The great enemy is sin. Sin leads to death. Sin robs joy. Sin ruins relationships. Sin provokes wars. Sin blinds from beauty, makes deaf to truth. Sin also deceives us about us, and this is why worshiping God is so meddlesome. In God’s Word we see His glory, and the more clearly we see His character, the more clear the mirror that shows us our true condition.
We would do almost anything not to get an accurate view on ourselves. Sin loves darkness, sin seeks ambiguity, sin tells lies.
Though he wasn’t a Christian, Richard Feynman was an American physicist well-known for his abilities to learn and to teach. He once said: “The first principle is that you must not fool yourself—and you are the easiest person to fool.”
With divine authority the prophet Jeremiah said, “The heart is deceitful above all things, and desperately sick; who can understand it?” (Jeremiah 17:9) And though as Christians we’ve been given new hearts, we are in the process of becoming less fooled by the flesh. We are in process of better seeing how foolish sin is. We are in process of becoming harder to fool.

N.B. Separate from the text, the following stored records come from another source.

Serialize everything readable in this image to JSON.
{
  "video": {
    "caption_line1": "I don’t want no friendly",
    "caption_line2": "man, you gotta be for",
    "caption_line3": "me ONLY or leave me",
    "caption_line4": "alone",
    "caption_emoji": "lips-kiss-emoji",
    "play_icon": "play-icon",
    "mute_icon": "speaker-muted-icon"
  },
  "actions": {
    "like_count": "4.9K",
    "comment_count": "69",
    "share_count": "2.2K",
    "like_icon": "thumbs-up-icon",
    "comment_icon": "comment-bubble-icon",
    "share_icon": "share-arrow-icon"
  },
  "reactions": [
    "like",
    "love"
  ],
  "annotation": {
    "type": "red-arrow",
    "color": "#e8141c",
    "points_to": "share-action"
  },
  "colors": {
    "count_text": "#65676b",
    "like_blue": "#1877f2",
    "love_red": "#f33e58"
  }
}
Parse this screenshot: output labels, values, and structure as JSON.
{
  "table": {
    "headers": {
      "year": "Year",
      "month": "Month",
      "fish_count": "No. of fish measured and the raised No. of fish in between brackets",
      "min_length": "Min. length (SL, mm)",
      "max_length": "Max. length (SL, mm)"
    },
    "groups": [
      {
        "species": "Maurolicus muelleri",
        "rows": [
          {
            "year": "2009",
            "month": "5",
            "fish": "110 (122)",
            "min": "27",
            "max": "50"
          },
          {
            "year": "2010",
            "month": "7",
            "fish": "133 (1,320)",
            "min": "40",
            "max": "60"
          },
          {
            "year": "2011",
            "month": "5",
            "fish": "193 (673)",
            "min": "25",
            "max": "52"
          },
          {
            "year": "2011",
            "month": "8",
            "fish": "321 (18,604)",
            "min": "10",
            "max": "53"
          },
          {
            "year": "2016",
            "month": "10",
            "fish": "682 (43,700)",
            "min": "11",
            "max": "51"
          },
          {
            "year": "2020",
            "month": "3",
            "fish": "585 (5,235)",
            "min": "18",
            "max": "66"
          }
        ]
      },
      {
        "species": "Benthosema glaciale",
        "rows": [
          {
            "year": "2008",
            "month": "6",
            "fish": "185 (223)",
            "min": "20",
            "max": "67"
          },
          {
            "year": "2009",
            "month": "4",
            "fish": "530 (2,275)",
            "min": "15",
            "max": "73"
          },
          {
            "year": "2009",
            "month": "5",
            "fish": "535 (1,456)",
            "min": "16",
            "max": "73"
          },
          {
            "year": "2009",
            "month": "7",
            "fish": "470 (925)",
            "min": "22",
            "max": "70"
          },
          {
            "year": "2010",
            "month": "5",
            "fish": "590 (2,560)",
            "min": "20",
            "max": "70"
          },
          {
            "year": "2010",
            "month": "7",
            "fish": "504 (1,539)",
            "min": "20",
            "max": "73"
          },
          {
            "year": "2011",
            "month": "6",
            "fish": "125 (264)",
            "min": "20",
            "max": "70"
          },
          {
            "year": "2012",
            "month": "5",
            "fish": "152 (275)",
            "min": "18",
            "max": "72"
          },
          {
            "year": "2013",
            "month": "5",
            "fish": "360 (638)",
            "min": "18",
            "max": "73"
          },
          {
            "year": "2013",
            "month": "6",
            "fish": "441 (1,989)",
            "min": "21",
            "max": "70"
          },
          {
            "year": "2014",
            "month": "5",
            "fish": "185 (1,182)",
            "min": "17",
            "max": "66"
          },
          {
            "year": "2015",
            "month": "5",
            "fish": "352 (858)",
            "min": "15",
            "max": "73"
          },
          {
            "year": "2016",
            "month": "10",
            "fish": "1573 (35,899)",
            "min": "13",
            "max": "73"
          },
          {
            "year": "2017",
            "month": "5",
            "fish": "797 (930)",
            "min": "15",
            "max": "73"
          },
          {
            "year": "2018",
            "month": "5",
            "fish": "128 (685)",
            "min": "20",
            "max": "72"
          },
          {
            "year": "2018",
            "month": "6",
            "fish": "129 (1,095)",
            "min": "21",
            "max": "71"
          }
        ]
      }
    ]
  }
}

The difficulty is not so much having eyes to see, but having the heart to deal with our hearts. When we worship God, we learn what He says, and when we confess, we say the same thing that He says, homologeo. One of the most courageous acts we do every week is to confess our sin. But courageous or not, it is the only way not to be a fool.